Training Camp in the Vosges - Photo Gallery
Impressions of eight days of pre-Tour de France training
Thomas De Gendt rode a remarkable Paris-Nice. In the final stage he seemed to be on his way to the victory on La Colmiane but Nairo Quintana decided otherwise. He already showed his excellent shape during the individual time trial.
“I am really glad we could ride Paris-Nice” Thomas De Gendt says. “Otherwise we would have trained that hard for nothing. It is still a great race even with a smaller peloton this year. To be honest, the race lost a bit of its splendour after several top teams had cancelled but every day was really a battle. Just look at the stage won by Benoot or also the final stage where the overall win was decided at the finish. Of course, I fully understand several teams forfeit. Each team makes their own decision which is respected by the other teams. If our team doctors would have decided that we couldn’t participate, we wouldn’t have. During Paris-Nice, we followed all directives very well and we only had close contact with the people from our own team so the risk of getting infected was minimal. Let’s hope the current situation will clear up as soon as possible and we can race again within one of two months.”
Meanwhile Thomas De Gendt and his colleagues will have to maintain their condition.
“But how? That is the question,” De Gendt asks. “We must discuss this with our trainer. The most difficult is especially: towards what do you train? Towards half May? Towards the Belgian Championship? Towards the Tour de France? It is a bit silly to peak for a certain date if there are no prospects. I think the Tour will take place; I am certainly aiming for it.”

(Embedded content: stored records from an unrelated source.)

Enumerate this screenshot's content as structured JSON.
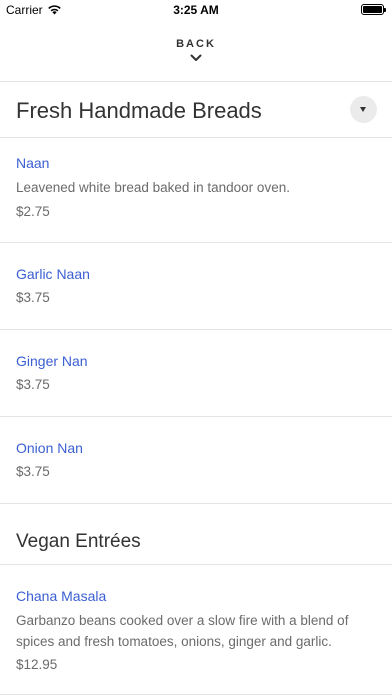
{
  "status_bar": {
    "carrier": "Carrier",
    "time": "3:25 AM"
  },
  "nav": {
    "back_label": "BACK"
  },
  "sections": [
    {
      "title": "Fresh Handmade Breads",
      "items": [
        {
          "name": "Naan",
          "description": "Leavened white bread baked in tandoor oven.",
          "price": "$2.75"
        },
        {
          "name": "Garlic Naan",
          "price": "$3.75"
        },
        {
          "name": "Ginger Nan",
          "price": "$3.75"
        },
        {
          "name": "Onion Nan",
          "price": "$3.75"
        }
      ]
    },
    {
      "title": "Vegan Entrées",
      "items": [
        {
          "name": "Chana Masala",
          "description": "Garbanzo beans cooked over a slow fire with a blend of spices and fresh tomatoes, onions, ginger and garlic.",
          "price": "$12.95"
        }
      ]
    }
  ]
}
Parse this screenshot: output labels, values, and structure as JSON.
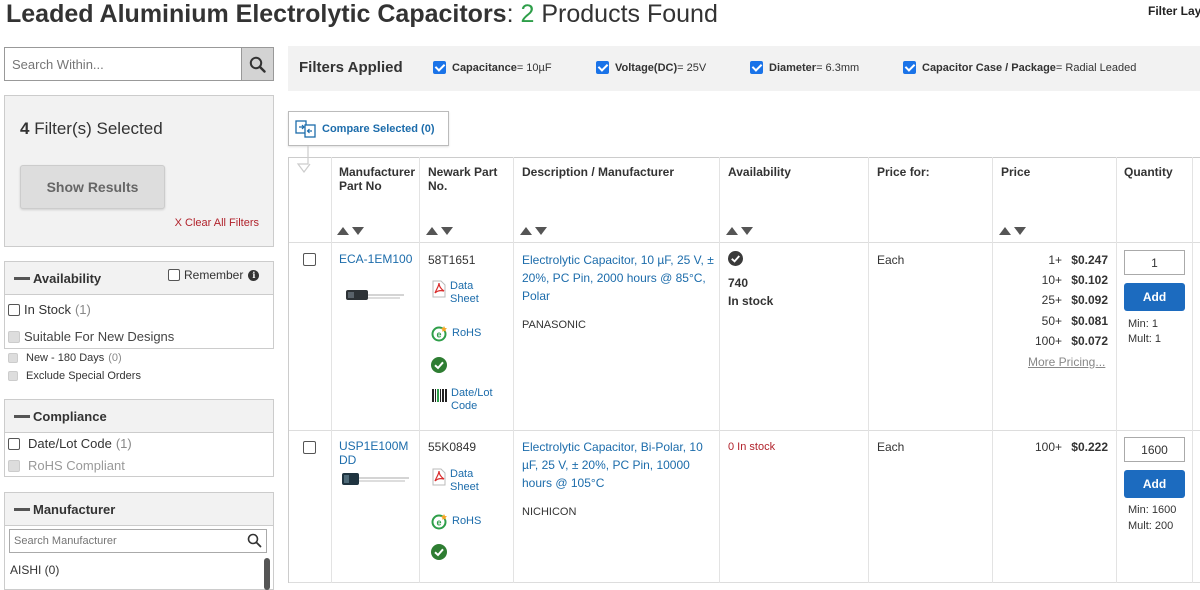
{
  "page": {
    "title": "Leaded Aluminium Electrolytic Capacitors",
    "sep": ": ",
    "count": "2",
    "found_text": " Products Found",
    "filter_layout": "Filter Layout"
  },
  "sidebar": {
    "search_placeholder": "Search Within...",
    "filters_selected_count": "4",
    "filters_selected_text": " Filter(s) Selected",
    "show_results": "Show Results",
    "clear_all": "X Clear All Filters",
    "availability": {
      "title": "Availability",
      "remember": "Remember",
      "in_stock": "In Stock",
      "in_stock_count": "(1)",
      "suitable": "Suitable For New Designs",
      "new_180": "New - 180 Days",
      "new_180_count": "(0)",
      "exclude_special": "Exclude Special Orders"
    },
    "compliance": {
      "title": "Compliance",
      "date_lot": "Date/Lot Code",
      "date_lot_count": "(1)",
      "rohs": "RoHS Compliant"
    },
    "manufacturer": {
      "title": "Manufacturer",
      "search_placeholder": "Search Manufacturer",
      "first_item": "AISHI (0)"
    }
  },
  "filters_applied": {
    "title": "Filters Applied",
    "chips": [
      {
        "key": "Capacitance",
        "value": " = 10µF"
      },
      {
        "key": "Voltage(DC)",
        "value": " = 25V"
      },
      {
        "key": "Diameter",
        "value": " = 6.3mm"
      },
      {
        "key": "Capacitor Case / Package",
        "value": " = Radial Leaded"
      }
    ]
  },
  "compare": {
    "label": "Compare Selected (0)"
  },
  "table": {
    "headers": {
      "mfr_part": "Manufacturer Part No",
      "newark_part": "Newark Part No.",
      "desc": "Description / Manufacturer",
      "availability": "Availability",
      "price_for": "Price for:",
      "price": "Price",
      "quantity": "Quantity"
    },
    "rows": [
      {
        "mfr_part": "ECA-1EM100",
        "newark_part": "58T1651",
        "datasheet": "Data Sheet",
        "rohs": "RoHS",
        "datelot": "Date/Lot Code",
        "description": "Electrolytic Capacitor, 10 µF, 25 V, ± 20%, PC Pin, 2000 hours @ 85°C, Polar",
        "manufacturer": "PANASONIC",
        "stock_qty": "740",
        "stock_text": "In stock",
        "price_for": "Each",
        "prices": [
          {
            "break": "1+",
            "price": "$0.247"
          },
          {
            "break": "10+",
            "price": "$0.102"
          },
          {
            "break": "25+",
            "price": "$0.092"
          },
          {
            "break": "50+",
            "price": "$0.081"
          },
          {
            "break": "100+",
            "price": "$0.072"
          }
        ],
        "more_pricing": "More Pricing...",
        "qty": "1",
        "add": "Add",
        "min": "Min: 1",
        "mult": "Mult: 1"
      },
      {
        "mfr_part": "USP1E100MDD",
        "newark_part": "55K0849",
        "datasheet": "Data Sheet",
        "rohs": "RoHS",
        "description": "Electrolytic Capacitor, Bi-Polar, 10 µF, 25 V, ± 20%, PC Pin, 10000 hours @ 105°C",
        "manufacturer": "NICHICON",
        "stock_text": "0 In stock",
        "price_for": "Each",
        "prices": [
          {
            "break": "100+",
            "price": "$0.222"
          }
        ],
        "qty": "1600",
        "add": "Add",
        "min": "Min: 1600",
        "mult": "Mult: 200"
      }
    ]
  },
  "colors": {
    "accent": "#1c6cab",
    "success": "#2e9e49",
    "danger": "#b1232c",
    "button": "#1c6bbf"
  }
}
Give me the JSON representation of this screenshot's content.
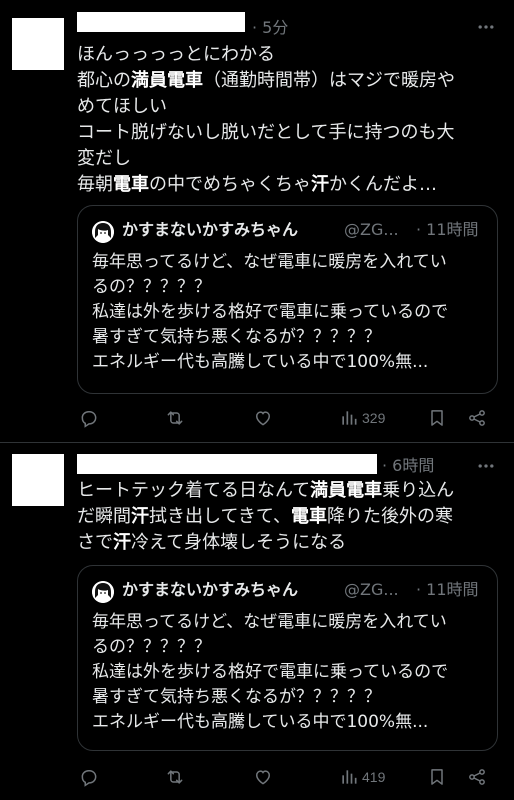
{
  "colors": {
    "background": "#000000",
    "text": "#e7e9ea",
    "muted": "#71767b",
    "border": "#2f3336"
  },
  "posts": [
    {
      "time": "· 5分",
      "lines": [
        [
          {
            "t": "ほんっっっっとにわかる"
          }
        ],
        [
          {
            "t": "都心の"
          },
          {
            "t": "満員電車",
            "b": true
          },
          {
            "t": "（通勤時間帯）はマジで暖房や"
          }
        ],
        [
          {
            "t": "めてほしい"
          }
        ],
        [
          {
            "t": "コート脱げないし脱いだとして手に持つのも大"
          }
        ],
        [
          {
            "t": "変だし"
          }
        ],
        [
          {
            "t": "毎朝"
          },
          {
            "t": "電車",
            "b": true
          },
          {
            "t": "の中でめちゃくちゃ"
          },
          {
            "t": "汗",
            "b": true
          },
          {
            "t": "かくんだよ…"
          }
        ]
      ],
      "quote": {
        "name": "かすまないかすみちゃん",
        "handle": "@ZG...",
        "time": "· 11時間",
        "lines": [
          "毎年思ってるけど、なぜ電車に暖房を入れてい",
          "るの？？？？？",
          "私達は外を歩ける格好で電車に乗っているので",
          "暑すぎて気持ち悪くなるが？？？？？",
          "エネルギー代も高騰している中で100%無..."
        ]
      },
      "views": "329",
      "icons": [
        "reply-icon",
        "repost-icon",
        "like-icon",
        "views-icon",
        "bookmark-icon",
        "share-icon"
      ]
    },
    {
      "time": "· 6時間",
      "lines": [
        [
          {
            "t": "ヒートテック着てる日なんて"
          },
          {
            "t": "満員電車",
            "b": true
          },
          {
            "t": "乗り込ん"
          }
        ],
        [
          {
            "t": "だ瞬間"
          },
          {
            "t": "汗",
            "b": true
          },
          {
            "t": "拭き出してきて、"
          },
          {
            "t": "電車",
            "b": true
          },
          {
            "t": "降りた後外の寒"
          }
        ],
        [
          {
            "t": "さで"
          },
          {
            "t": "汗",
            "b": true
          },
          {
            "t": "冷えて身体壊しそうになる"
          }
        ]
      ],
      "quote": {
        "name": "かすまないかすみちゃん",
        "handle": "@ZG...",
        "time": "· 11時間",
        "lines": [
          "毎年思ってるけど、なぜ電車に暖房を入れてい",
          "るの？？？？？",
          "私達は外を歩ける格好で電車に乗っているので",
          "暑すぎて気持ち悪くなるが？？？？？",
          "エネルギー代も高騰している中で100%無..."
        ]
      },
      "views": "419",
      "icons": [
        "reply-icon",
        "repost-icon",
        "like-icon",
        "views-icon",
        "bookmark-icon",
        "share-icon"
      ]
    }
  ]
}
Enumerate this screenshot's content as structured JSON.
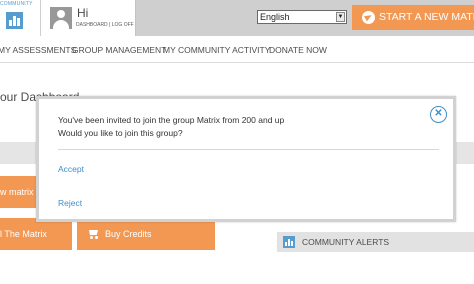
{
  "header": {
    "logo_text": "COMMUNITY",
    "greeting": "Hi",
    "user_links": "DASHBOARD | LOG OFF",
    "language": "English",
    "start_button": "START A NEW MATRIX"
  },
  "nav": {
    "items": [
      "My Assessments",
      "Group Management",
      "My Community Activity",
      "Donate Now"
    ]
  },
  "page": {
    "heading": "our Dashboard"
  },
  "tiles": {
    "new_matrix": "w matrix",
    "the_matrix": "l The Matrix",
    "buy_credits": "Buy Credits"
  },
  "alerts": {
    "title": "Community Alerts"
  },
  "modal": {
    "line1": "You've been invited to join the group Matrix from 200 and up",
    "line2": "Would you like to join this group?",
    "accept": "Accept",
    "reject": "Reject",
    "close_symbol": "✕"
  },
  "colors": {
    "accent_orange": "#f28a3c",
    "accent_blue": "#3f8fc9",
    "topbar_grey": "#c9c9c9"
  }
}
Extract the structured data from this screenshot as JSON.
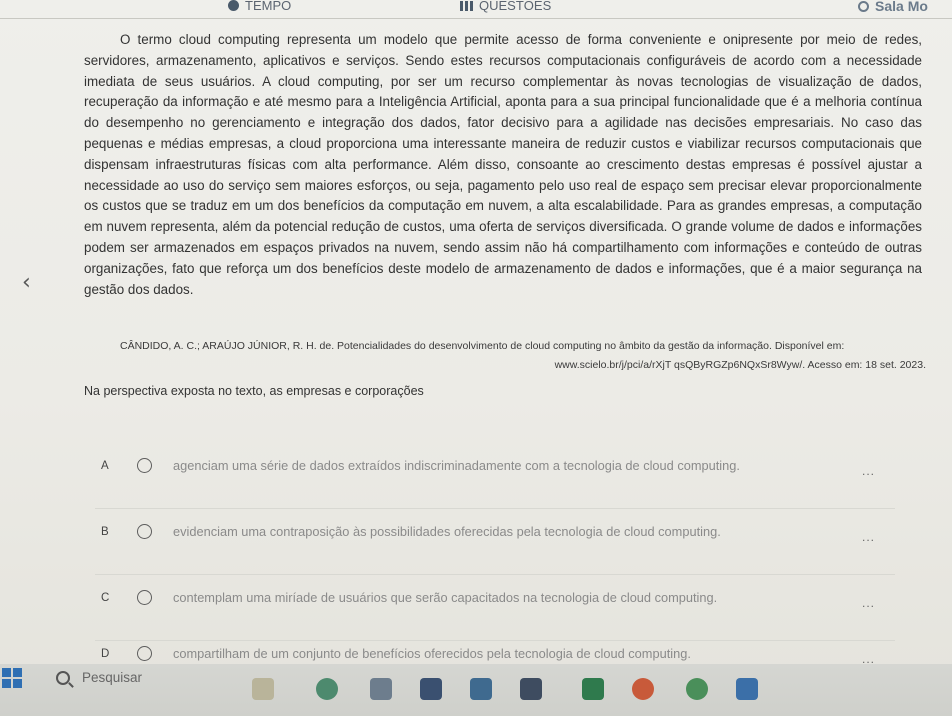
{
  "topbar": {
    "time_label": "TEMPO",
    "questions_label": "QUESTÕES",
    "room_label": "Sala Mo"
  },
  "passage": {
    "paragraph": "O termo cloud computing representa um modelo que permite acesso de forma conveniente e onipresente por meio de redes, servidores, armazenamento, aplicativos e serviços. Sendo estes recursos computacionais configuráveis de acordo com a necessidade imediata de seus usuários. A cloud computing, por ser um recurso complementar às novas tecnologias de visualização de dados, recuperação da informação e até mesmo para a Inteligência Artificial, aponta para a sua principal funcionalidade que é a melhoria contínua do desempenho no gerenciamento e integração dos dados, fator decisivo para a agilidade nas decisões empresariais. No caso das pequenas e médias empresas, a cloud proporciona uma interessante maneira de reduzir custos e viabilizar recursos computacionais que dispensam infraestruturas físicas com alta performance. Além disso, consoante ao crescimento destas empresas é possível ajustar a necessidade ao uso do serviço sem maiores esforços, ou seja, pagamento pelo uso real de espaço sem precisar elevar proporcionalmente os custos que se traduz em um dos benefícios da computação em nuvem, a alta escalabilidade. Para as grandes empresas, a computação em nuvem representa, além da potencial redução de custos, uma oferta de serviços diversificada. O grande volume de dados e informações podem ser armazenados em espaços privados na nuvem, sendo assim não há compartilhamento com informações e conteúdo de outras organizações, fato que reforça um dos benefícios deste modelo de armazenamento de dados e informações, que é a maior segurança na gestão dos dados."
  },
  "citation": {
    "line1": "CÂNDIDO, A. C.; ARAÚJO JÚNIOR, R. H. de. Potencialidades do desenvolvimento de cloud computing no âmbito da gestão da informação. Disponível em:",
    "line2": "www.scielo.br/j/pci/a/rXjT qsQByRGZp6NQxSr8Wyw/. Acesso em: 18 set. 2023."
  },
  "question": {
    "prompt": "Na perspectiva exposta no texto, as empresas e corporações"
  },
  "options": [
    {
      "letter": "A",
      "text": "agenciam uma série de dados extraídos indiscriminadamente com a tecnologia de cloud computing.",
      "more": "..."
    },
    {
      "letter": "B",
      "text": "evidenciam uma contraposição às possibilidades oferecidas pela tecnologia de cloud computing.",
      "more": "..."
    },
    {
      "letter": "C",
      "text": "contemplam uma miríade de usuários que serão capacitados na tecnologia de cloud computing.",
      "more": "..."
    },
    {
      "letter": "D",
      "text": "compartilham de um conjunto de benefícios oferecidos pela tecnologia de cloud computing.",
      "more": "..."
    }
  ],
  "taskbar": {
    "search_label": "Pesquisar"
  },
  "icons": {
    "back": "chevron-left-icon",
    "search": "search-icon",
    "windows": "windows-start-icon"
  }
}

On the final day of Paris-Nice, De Gendt almost stunted. After ten kilometres he was a part of the right breakaway which later consisted of nearly six men. On the final climb towards La Colmian he threw everyone overboard, Alaphilippe being the latter.
“I could tell by his face that he was at the end of his forces. I did not want to take any risk and left him behind. I didn’t intend to give him a free ride and yet, I did not believe in a victory anymore. I was almost at the end of my powers. In the leading group of six, Bettiol and Paret-Peintre were not cooperating and Perez was of no help on the climb. Eventually we did all the work with three men and after 150 kilometres, I had a lot of turns at the head of the group. I knew I had to have at least a 1-minute lead 3 kilometres before the finish. And then came Quintana, it was over and out for me. Nevertheless, I come back to Belgium with a nice feeling. I wonder for how long…”